The Eagles led the NFL in drops last year, both total (37) and as a percentage (6.0%), and it wasn't even close. This is obviously not a good reflection on Bicknell's ability to teach technique. Individual drop rates included Austin (6.5%), Cooper (7.3%), Huff (7.5%) and Agholor (9.1%). The running backs were even worse on Chip's many screens and swing passes, averaging over 10%.
More strategic aspects of the passing game suffered as well. Chip gives his assistants a lot of control and has specifically said that his RB coach Duce Staley set the running back rotation. It's a reasonable assumption that Bicknell did the same with wide receivers, though Chip hasn't directly addressed the question.
The Eagles pass routes were often criticized as predictable and uninspired in 2015, and the WR rotation was especially dubious. Huff struggled to get reps last year though he's an outstanding blocker when he's not targeted, and was the most productive outside receiver by far when he was. Cooper and Austin were terrible but never lost reps as a result, and the offense sputtered.
Finally, Bicknell got into a famous shouting match with DeSean Jackson on national TV during the Minnesota game in 2013. (Three teammates and a coaching intern had to restrain DJax.) A pass targeting him was intercepted, and Jackson complained that it was thrown too late, while Bicknell felt he could have done more to break up the interception or tackle CB Shaun Prater afterwards.
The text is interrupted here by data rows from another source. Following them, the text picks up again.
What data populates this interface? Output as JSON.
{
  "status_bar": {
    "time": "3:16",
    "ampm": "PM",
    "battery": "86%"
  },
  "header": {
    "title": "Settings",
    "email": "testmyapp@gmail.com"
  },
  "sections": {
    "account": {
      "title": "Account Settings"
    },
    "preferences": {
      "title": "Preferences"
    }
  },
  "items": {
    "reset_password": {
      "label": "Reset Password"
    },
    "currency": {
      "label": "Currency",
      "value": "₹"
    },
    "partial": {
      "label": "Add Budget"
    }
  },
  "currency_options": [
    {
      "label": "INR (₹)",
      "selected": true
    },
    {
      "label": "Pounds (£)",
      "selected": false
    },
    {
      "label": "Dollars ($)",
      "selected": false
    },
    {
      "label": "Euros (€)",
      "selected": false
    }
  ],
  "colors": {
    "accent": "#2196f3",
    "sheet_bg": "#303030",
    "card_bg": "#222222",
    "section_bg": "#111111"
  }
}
The incident was generally considered "a tantrum" by Jackson and undoubtedly contributed to his release the following spring, but Bicknell was clearly angry as well.
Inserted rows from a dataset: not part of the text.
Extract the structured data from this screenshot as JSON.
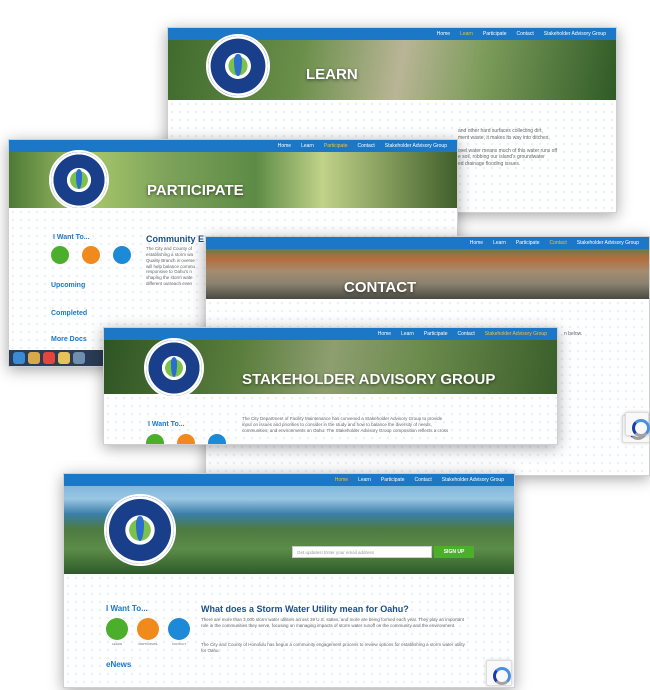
{
  "learn": {
    "nav": [
      "Home",
      "Learn",
      "Participate",
      "Contact",
      "Stakeholder Advisory Group"
    ],
    "active": 1,
    "title": "LEARN",
    "text_lines": [
      "and other hard surfaces collecting dirt,",
      "ment waste, it makes its way into ditches,",
      "",
      "ovel water means much of this water runs off",
      "e soil, robbing our island's groundwater",
      "ed drainage flooding issues."
    ]
  },
  "participate": {
    "nav": [
      "Home",
      "Learn",
      "Participate",
      "Contact",
      "Stakeholder Advisory Group"
    ],
    "active": 2,
    "title": "PARTICIPATE",
    "i_want_to": "I Want To...",
    "upcoming": "Upcoming",
    "completed": "Completed",
    "more": "More Docs",
    "heading": "Community E",
    "text_lines": [
      "The City and County of",
      "establishing a storm wa",
      "Quality Branch is overse",
      "will help balance commu",
      "responsive to Oahu's n",
      "shaping the storm wate",
      "different outreach even"
    ]
  },
  "contact": {
    "nav": [
      "Home",
      "Learn",
      "Participate",
      "Contact",
      "Stakeholder Advisory Group"
    ],
    "active": 3,
    "title": "CONTACT",
    "side_text": "n below."
  },
  "stakeholder": {
    "nav": [
      "Home",
      "Learn",
      "Participate",
      "Contact",
      "Stakeholder Advisory Group"
    ],
    "active": 4,
    "title": "STAKEHOLDER ADVISORY GROUP",
    "i_want_to": "I Want To...",
    "text_lines": [
      "The City Department of Facility Maintenance has convened a Stakeholder Advisory Group to provide",
      "input on issues and priorities to consider in the study and how to balance the diversity of needs,",
      "communities, and environments on Oahu. The Stakeholder Advisory Group composition reflects a cross"
    ]
  },
  "home": {
    "nav": [
      "Home",
      "Learn",
      "Participate",
      "Contact",
      "Stakeholder Advisory Group"
    ],
    "active": 0,
    "email_placeholder": "Get updates! Enter your email address",
    "signup": "SIGN UP",
    "i_want_to": "I Want To...",
    "icons": [
      {
        "icon": "lightbulb-icon",
        "label": "LEARN",
        "color": "#4caf2b"
      },
      {
        "icon": "people-icon",
        "label": "PARTICIPATE",
        "color": "#f08a1c"
      },
      {
        "icon": "envelope-icon",
        "label": "CONTACT",
        "color": "#1c8ad6"
      }
    ],
    "enews": "eNews",
    "heading": "What does a Storm Water Utility mean for Oahu?",
    "para1": "There are more than 2,000 storm water utilities across 39 U.S. states, and more are being formed each year. They play an important role in the communities they serve, focusing on managing impacts of storm water runoff on the community and the environment.",
    "para2": "The City and County of Honolulu has begun a community engagement process to review options for establishing a storm water utility for Oahu."
  },
  "logo_text": "STORM WATER UTILITY",
  "logo_sub": "OAHU"
}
And the Reasons
Given all of this, why is Bicknell in San Francisco? And why for heaven's sake were the Niners considering promoting him to offensive coordinator last year?
That latter interview was related to the Niners' disarray following Harbaugh's firing, as well as the team's reputation for low assistant coach wages. Philadelphia was reportedly unwilling to allow Bicknell to interview as a WR coach but a promotion to OC would have removed the need to get their permission. Tomsula knew Bicknell from NFL Europe, where they coached against each other as defensive and offensive coordinators, respectively, in the 1990s. In the end, Bicknell reportedly turned down the offer to stay in Philly -- only to end up out west a year later anyway.
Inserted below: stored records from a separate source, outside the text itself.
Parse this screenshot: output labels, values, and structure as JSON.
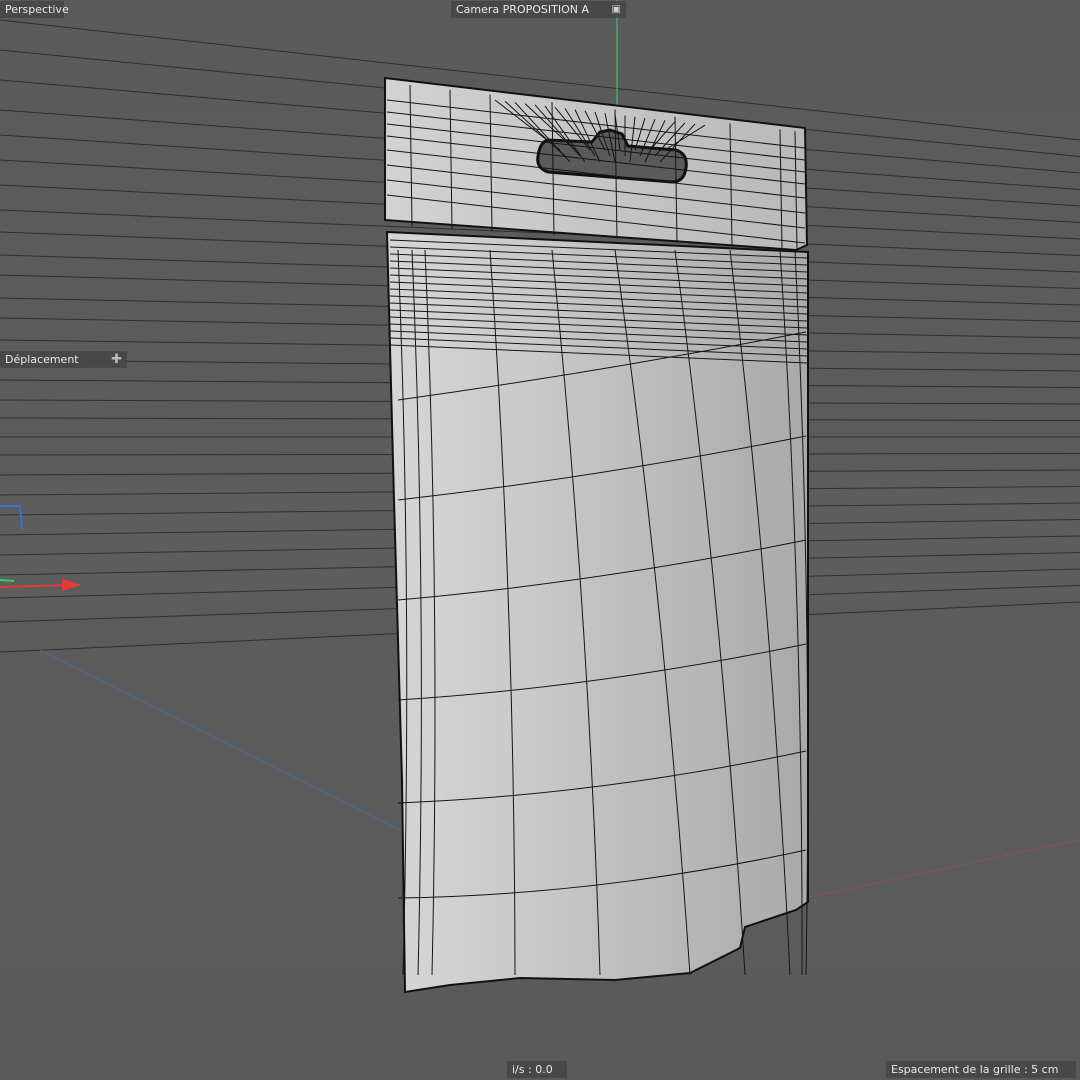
{
  "viewport": {
    "mode_label": "Perspective",
    "camera_label": "Camera PROPOSITION A",
    "camera_icon": "camera-link-icon",
    "tool_label": "Déplacement",
    "tool_icon": "move-crosshair-icon",
    "fps_label": "i/s : 0.0",
    "grid_spacing_label": "Espacement de la grille : 5 cm"
  },
  "colors": {
    "background": "#5b5b5b",
    "wireframe": "#121212",
    "mesh_fill": "#c4c4c4",
    "axis_x": "#e03a3a",
    "axis_y": "#2fcf6a",
    "axis_z": "#3a6fd8",
    "label_bg": "#464646",
    "label_text": "#e8e8e8"
  }
}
Chip Kelly's connection to Bicknell is another matter entirely. Both are part of the tight-knit New England coaching community, where Bob's father Jack Bicknell was royalty as the decade-long coach of vaunted Boston College (BC), and then a head coach in NFL Europe for 13 years. Philly insider Joe Santiliquito wrote in 2014 that
Kelly has a deep almost brotherly relationship with Bicknell, whose father, Jack, was the long-time legendary Boston College coach. Kelly is an extended branch of the Jack Bicknell New England coaching tree.
There's a feeling that Jack Bicknell helped Chip Kelly get his coaching career started, and that Chip in return has a strong bond of loyalty with his son. This despite the fact that Bob Bicknell was only a wide receivers coach for one year (with the Buffalo Bills) before Kelly hired him in Philadelphia. Before that, he coached tight ends -- the position he played himself in college at BC -- and was mostly an offensive line coach, or (in NFL Europe) an offensive coordinator.
Two football professionals contacted for the article -- who asked that their names be withheld-- had mixed feelings about Bicknell. One said he had a reputation as "a great teacher of offensive football." The other source, who is more directly familiar with Bicknell's work, was a bit less positive.
"He's terrible. The [Eagles] WRs last year were awful. [There is] no way anyone should get hired/retained after a season like that."
Strong words. But football is an intense collaboration between a small number of very strong personalities, and different groupings can yield very different results. The Niners had better hope so, anyway.